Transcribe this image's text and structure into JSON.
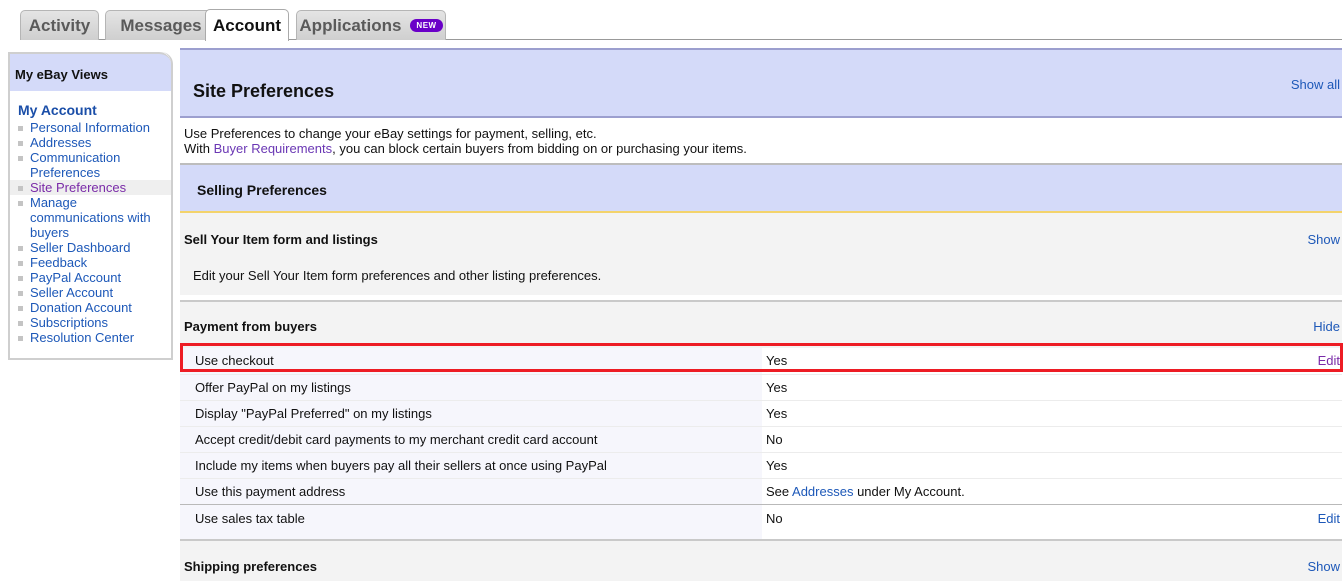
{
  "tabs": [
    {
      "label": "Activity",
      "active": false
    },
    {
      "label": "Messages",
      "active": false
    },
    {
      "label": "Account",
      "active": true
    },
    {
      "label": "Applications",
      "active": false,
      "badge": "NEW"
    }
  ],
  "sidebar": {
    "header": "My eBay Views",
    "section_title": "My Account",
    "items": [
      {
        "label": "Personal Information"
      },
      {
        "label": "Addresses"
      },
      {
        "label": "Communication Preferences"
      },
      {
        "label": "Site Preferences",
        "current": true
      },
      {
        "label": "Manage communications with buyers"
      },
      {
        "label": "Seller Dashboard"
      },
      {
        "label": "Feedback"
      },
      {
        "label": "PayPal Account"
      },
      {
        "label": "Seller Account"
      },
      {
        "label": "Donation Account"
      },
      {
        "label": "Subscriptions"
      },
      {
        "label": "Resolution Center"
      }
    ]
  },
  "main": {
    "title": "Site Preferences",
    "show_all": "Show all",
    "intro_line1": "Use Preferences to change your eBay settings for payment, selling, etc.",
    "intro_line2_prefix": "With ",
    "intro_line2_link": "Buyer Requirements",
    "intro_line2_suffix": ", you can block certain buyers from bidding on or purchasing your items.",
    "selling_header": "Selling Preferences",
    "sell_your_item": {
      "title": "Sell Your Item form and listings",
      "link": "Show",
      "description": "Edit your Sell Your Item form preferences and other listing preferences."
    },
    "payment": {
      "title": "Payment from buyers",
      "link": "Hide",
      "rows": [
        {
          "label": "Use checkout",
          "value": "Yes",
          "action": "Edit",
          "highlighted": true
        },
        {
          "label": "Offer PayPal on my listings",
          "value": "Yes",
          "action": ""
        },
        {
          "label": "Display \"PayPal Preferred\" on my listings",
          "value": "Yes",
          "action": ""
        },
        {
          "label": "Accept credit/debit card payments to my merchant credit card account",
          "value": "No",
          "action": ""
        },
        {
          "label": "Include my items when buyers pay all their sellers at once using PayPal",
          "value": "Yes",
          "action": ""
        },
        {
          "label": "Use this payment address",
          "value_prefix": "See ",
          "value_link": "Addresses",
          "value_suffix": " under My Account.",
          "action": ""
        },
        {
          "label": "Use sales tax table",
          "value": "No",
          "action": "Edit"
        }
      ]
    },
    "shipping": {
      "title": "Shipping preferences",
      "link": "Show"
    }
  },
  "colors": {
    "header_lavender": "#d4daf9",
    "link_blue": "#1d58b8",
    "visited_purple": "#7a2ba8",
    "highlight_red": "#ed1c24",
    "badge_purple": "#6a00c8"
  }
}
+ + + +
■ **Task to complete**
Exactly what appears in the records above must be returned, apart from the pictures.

■ **Task solution**
Transcribe this image's text and structure into JSON.
{
  "tabs": [
    {
      "label": "Activity",
      "active": false
    },
    {
      "label": "Messages",
      "active": false
    },
    {
      "label": "Account",
      "active": true
    },
    {
      "label": "Applications",
      "active": false,
      "badge": "NEW"
    }
  ],
  "sidebar": {
    "header": "My eBay Views",
    "section_title": "My Account",
    "items": [
      {
        "label": "Personal Information"
      },
      {
        "label": "Addresses"
      },
      {
        "label": "Communication Preferences"
      },
      {
        "label": "Site Preferences",
        "current": true
      },
      {
        "label": "Manage communications with buyers"
      },
      {
        "label": "Seller Dashboard"
      },
      {
        "label": "Feedback"
      },
      {
        "label": "PayPal Account"
      },
      {
        "label": "Seller Account"
      },
      {
        "label": "Donation Account"
      },
      {
        "label": "Subscriptions"
      },
      {
        "label": "Resolution Center"
      }
    ]
  },
  "main": {
    "title": "Site Preferences",
    "show_all": "Show all",
    "intro_line1": "Use Preferences to change your eBay settings for payment, selling, etc.",
    "intro_line2_prefix": "With ",
    "intro_line2_link": "Buyer Requirements",
    "intro_line2_suffix": ", you can block certain buyers from bidding on or purchasing your items.",
    "selling_header": "Selling Preferences",
    "sell_your_item": {
      "title": "Sell Your Item form and listings",
      "link": "Show",
      "description": "Edit your Sell Your Item form preferences and other listing preferences."
    },
    "payment": {
      "title": "Payment from buyers",
      "link": "Hide",
      "rows": [
        {
          "label": "Use checkout",
          "value": "Yes",
          "action": "Edit",
          "highlighted": true
        },
        {
          "label": "Offer PayPal on my listings",
          "value": "Yes",
          "action": ""
        },
        {
          "label": "Display \"PayPal Preferred\" on my listings",
          "value": "Yes",
          "action": ""
        },
        {
          "label": "Accept credit/debit card payments to my merchant credit card account",
          "value": "No",
          "action": ""
        },
        {
          "label": "Include my items when buyers pay all their sellers at once using PayPal",
          "value": "Yes",
          "action": ""
        },
        {
          "label": "Use this payment address",
          "value_prefix": "See ",
          "value_link": "Addresses",
          "value_suffix": " under My Account.",
          "action": ""
        },
        {
          "label": "Use sales tax table",
          "value": "No",
          "action": "Edit"
        }
      ]
    },
    "shipping": {
      "title": "Shipping preferences",
      "link": "Show"
    }
  },
  "colors": {
    "header_lavender": "#d4daf9",
    "link_blue": "#1d58b8",
    "visited_purple": "#7a2ba8",
    "highlight_red": "#ed1c24",
    "badge_purple": "#6a00c8"
  }
}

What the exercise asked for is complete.